Specialist of the Icelandic Meteorological Office performing gas measurements in Grímsvötn in the recent days. This picture is taken nearby the place where the last eruption in 2011 took place. (Photo: IMO/Melissa Anne Pfeffer)                                                                                         

In 1953, Sigurður Þórarinsson suggested a correlation between jökulhlaup (glacial floods) and eruptions in Grímsvötn. When the pressure in the volcanic system is increased due to magma accumulation and if a large volume of water is stored in the lake, the pressure release following the removal of water during a flood could facilitate the magma rising to the surface and trigger, in this way, an eruption. This kind of scenario has occurred several times in Grímsvötn, the last time in 2004, but also in 1934 and 1922.
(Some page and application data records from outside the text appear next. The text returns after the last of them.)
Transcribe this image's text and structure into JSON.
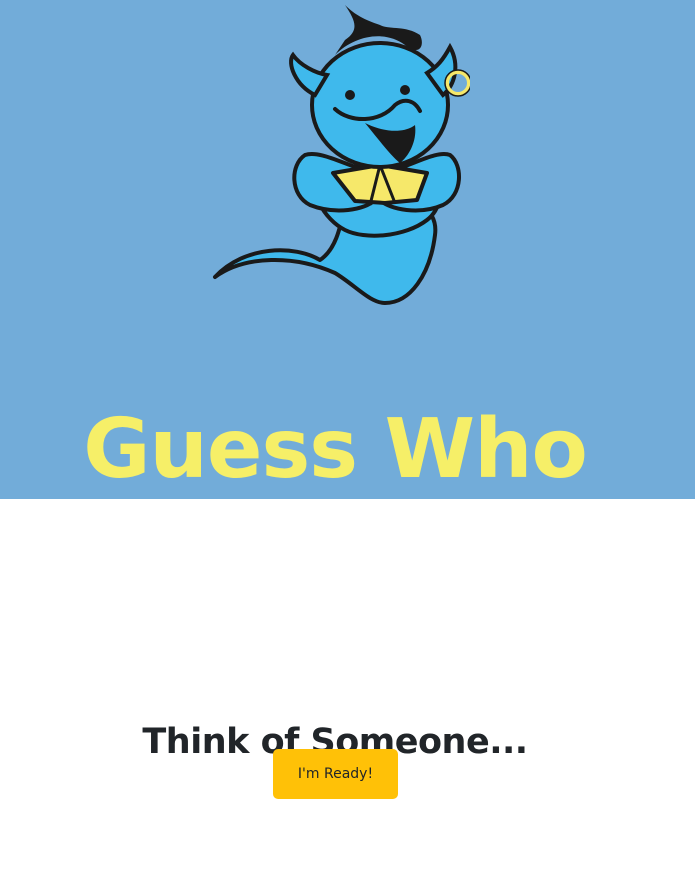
{
  "hero": {
    "title": "Guess Who",
    "logo_icon": "genie-mascot-icon",
    "background_color": "#72acd9",
    "title_color": "#f6ef68"
  },
  "main": {
    "prompt": "Think of Someone...",
    "ready_button_label": "I'm Ready!",
    "button_color": "#ffc107"
  }
}
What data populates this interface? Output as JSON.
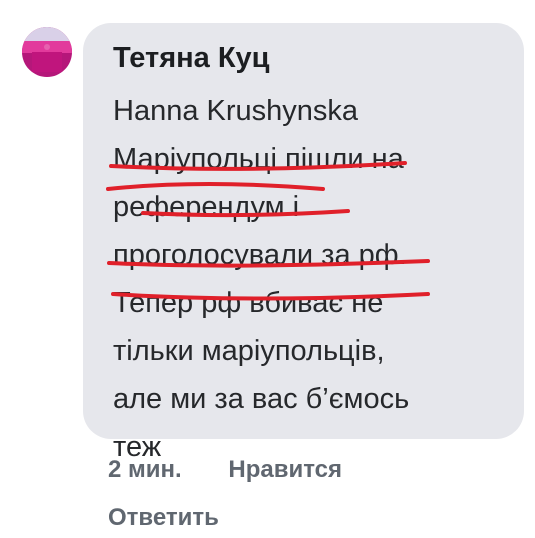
{
  "comment": {
    "author": "Тетяна Куц",
    "lines": [
      "Hanna Krushynska",
      "Маріупольці пішли на",
      "референдум і",
      "проголосували за рф.",
      "Тепер рф вбиває не",
      "тільки маріупольців,",
      "але ми за вас б’ємось",
      "теж"
    ]
  },
  "footer": {
    "time": "2 мин.",
    "like": "Нравится",
    "reply": "Ответить"
  },
  "colors": {
    "bubble": "#e6e7ec",
    "underline": "#e0202a",
    "meta": "#606770"
  }
}
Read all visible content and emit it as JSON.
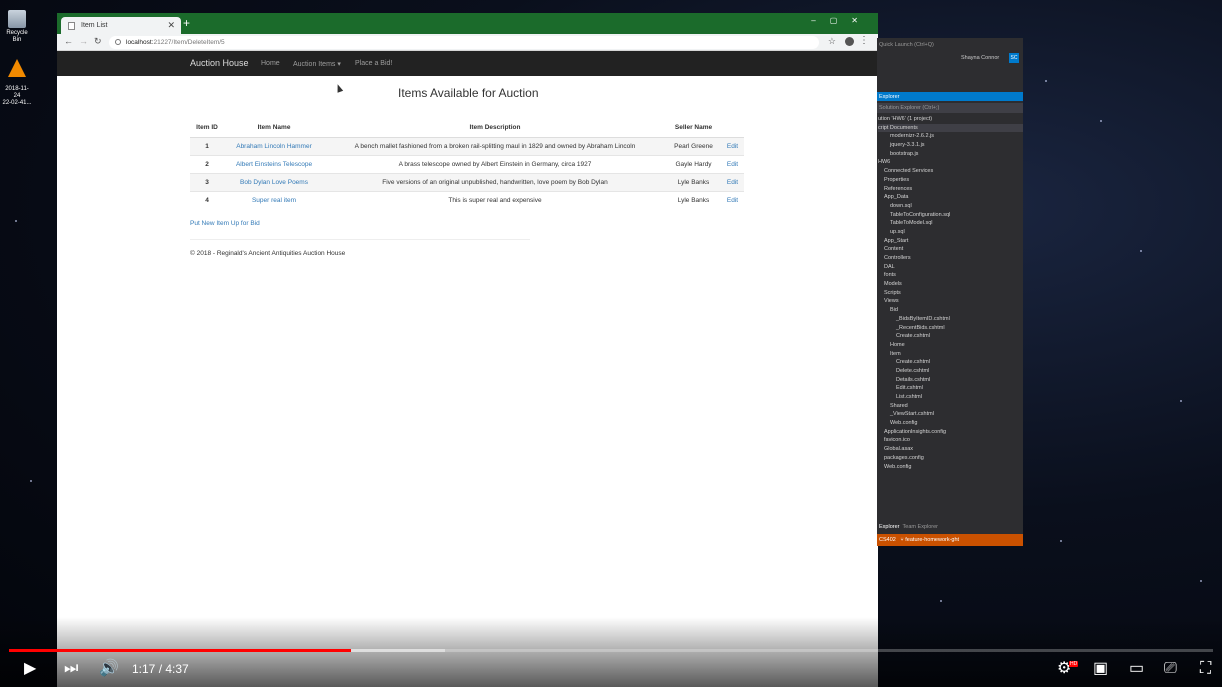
{
  "desktop": {
    "icons": [
      {
        "label": "Recycle Bin",
        "icon": "recycle-bin-icon"
      },
      {
        "label": "2018-11-24\n22-02-41...",
        "icon": "vlc-icon"
      }
    ]
  },
  "browser": {
    "tab_title": "Item List",
    "url_host": "localhost:",
    "url_rest": "21227/Item/DeleteItem/5"
  },
  "site": {
    "brand": "Auction House",
    "nav": [
      "Home",
      "Auction Items ▾",
      "Place a Bid!"
    ],
    "heading": "Items Available for Auction",
    "table": {
      "headers": [
        "Item ID",
        "Item Name",
        "Item Description",
        "Seller Name",
        ""
      ],
      "rows": [
        {
          "id": "1",
          "name": "Abraham Lincoln Hammer",
          "description": "A bench mallet fashioned from a broken rail-splitting maul in 1829 and owned by Abraham Lincoln",
          "seller": "Pearl Greene",
          "action": "Edit"
        },
        {
          "id": "2",
          "name": "Albert Einsteins Telescope",
          "description": "A brass telescope owned by Albert Einstein in Germany, circa 1927",
          "seller": "Gayle Hardy",
          "action": "Edit"
        },
        {
          "id": "3",
          "name": "Bob Dylan Love Poems",
          "description": "Five versions of an original unpublished, handwritten, love poem by Bob Dylan",
          "seller": "Lyle Banks",
          "action": "Edit"
        },
        {
          "id": "4",
          "name": "Super real item",
          "description": "This is super real and expensive",
          "seller": "Lyle Banks",
          "action": "Edit"
        }
      ]
    },
    "put_link": "Put New Item Up for Bid",
    "footer": "© 2018 - Reginald's Ancient Antiquities Auction House"
  },
  "vs": {
    "quick_launch": "Quick Launch (Ctrl+Q)",
    "user": "Shayna Connor",
    "user_initials": "SC",
    "panel_title": "Explorer",
    "search": "Solution Explorer (Ctrl+;)",
    "tree": [
      "ution 'HW6' (1 project)",
      "cript Documents",
      "modernizr-2.6.2.js",
      "jquery-3.3.1.js",
      "bootstrap.js",
      "HW6",
      "Connected Services",
      "Properties",
      "References",
      "App_Data",
      "down.sql",
      "TableToConfiguration.sql",
      "TableToModel.sql",
      "up.sql",
      "App_Start",
      "Content",
      "Controllers",
      "DAL",
      "fonts",
      "Models",
      "Scripts",
      "Views",
      "Bid",
      "_BidsByItemID.cshtml",
      "_RecentBids.cshtml",
      "Create.cshtml",
      "Home",
      "Item",
      "Create.cshtml",
      "Delete.cshtml",
      "Details.cshtml",
      "Edit.cshtml",
      "List.cshtml",
      "Shared",
      "_ViewStart.cshtml",
      "Web.config",
      "ApplicationInsights.config",
      "favicon.ico",
      "Global.asax",
      "packages.config",
      "Web.config"
    ],
    "tab_active": "Explorer",
    "tab_other": "Team Explorer",
    "status_left": "CS402",
    "status_branch": "feature-homework-ght"
  },
  "video": {
    "time": "1:17 / 4:37",
    "played_fraction": 0.284,
    "buffered_fraction": 0.362,
    "hd_badge": "HD"
  }
}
Chances of an eruption starting at the end of a glacial flood (jökulhlaups)

The current conditions of Grímsvötn volcano are such that the water level is rather high and the pressure in the magma chamber below the caldera has reached values comparable to those prior to the last eruption. Therefore, the possibility of an eruption triggered by a glacial flood, which could occur in the coming weeks or months, has to be considered. However, this may not be the case, and the next glacial flood may not lead to an eruption.

To discuss further the current status of Grimsvötn volcano and the latest observations, the Scientific Advisory Board will meet again on June 18.

Other related web sites

This website is built with Eplica CMS